Some candidates shy away from preferences and preferencing for various reasons. If you decide not to participate in preferencing, you need to make an informed decision rather than one based on ignoring the system.
MayorSWilson- MCrooks -Linda-RHancock100yrs

Preferencing matters.

Even if you are standing in a rural community where every candidate is well known, it’s worth understanding preferences even if you decide not to direct them. Take preferencing firmly in both hands and learn how to ride it before you decide to walk away. After all, you are running your campaign with the idea of being elected.

Preferencing is part of Australia’s electoral system and it is designed to allow voters to choose their candidates in order of preference. Most candidates choose to advise their voters about how to order their preferences. The general community understanding of your how-to-vote card will be that it simply lists the candidates in order of your preference for their policies and values, starting with a number ‘1’ in the box next to your name. The expectation therefore will be that the number ‘2’ candidate on your how-to-vote card is the candidate who you consider ‘next best to you’ and so on.

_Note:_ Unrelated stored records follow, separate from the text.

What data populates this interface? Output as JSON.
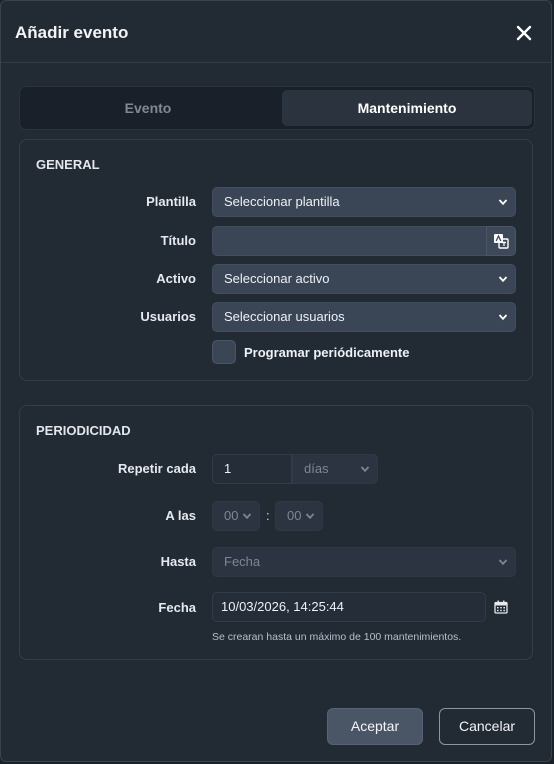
{
  "modal": {
    "title": "Añadir evento"
  },
  "tabs": [
    {
      "label": "Evento",
      "active": false
    },
    {
      "label": "Mantenimiento",
      "active": true
    }
  ],
  "general": {
    "title": "GENERAL",
    "plantilla": {
      "label": "Plantilla",
      "value": "Seleccionar plantilla"
    },
    "titulo": {
      "label": "Título",
      "value": ""
    },
    "activo": {
      "label": "Activo",
      "value": "Seleccionar activo"
    },
    "usuarios": {
      "label": "Usuarios",
      "value": "Seleccionar usuarios"
    },
    "periodic": {
      "label": "Programar periódicamente",
      "checked": false
    }
  },
  "periodicidad": {
    "title": "PERIODICIDAD",
    "repetir": {
      "label": "Repetir cada",
      "value": "1",
      "unit": "días"
    },
    "a_las": {
      "label": "A las",
      "hour": "00",
      "minute": "00",
      "separator": ":"
    },
    "hasta": {
      "label": "Hasta",
      "value": "Fecha"
    },
    "fecha": {
      "label": "Fecha",
      "value": "10/03/2026, 14:25:44"
    },
    "help": "Se crearan hasta un máximo de 100 mantenimientos."
  },
  "footer": {
    "accept": "Aceptar",
    "cancel": "Cancelar"
  },
  "icons": {
    "close": "close-icon",
    "translate": "translate-icon",
    "calendar": "calendar-icon",
    "chevron": "chevron-down-icon"
  }
}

In preference swapping, other candidates may also recommend to their supporters to put a ‘2’ or a ‘3’ next to your name. In very simple terms, the higher the numbers you get on the how-to-vote cards of your rivals the more chance of you getting elected. By preference swapping, you are attempting to get the highest numbers you can on the how-to-vote cards of other candidates.

However, it’s not so easy to get preferencing right.

It is complicated but give your campaign the best chance. At the least make sure you or someone in your campaign team  understands how it works. Then you are in a position to develop a strategy for dealing with it.

Find out more about preferencing in A Gender Agenda ( page 50 for more useful resources.) Also the VLGA website has some ideas.

It’s complicated!

• If there are more than 4 or 5 candidates
• If some candidates are very strong compared to others
• If there are undeclared “dummy” candidates
• If candidates lie about preferencing promises made to other candidates
• If voters choose to ignore “how-to-vote” cards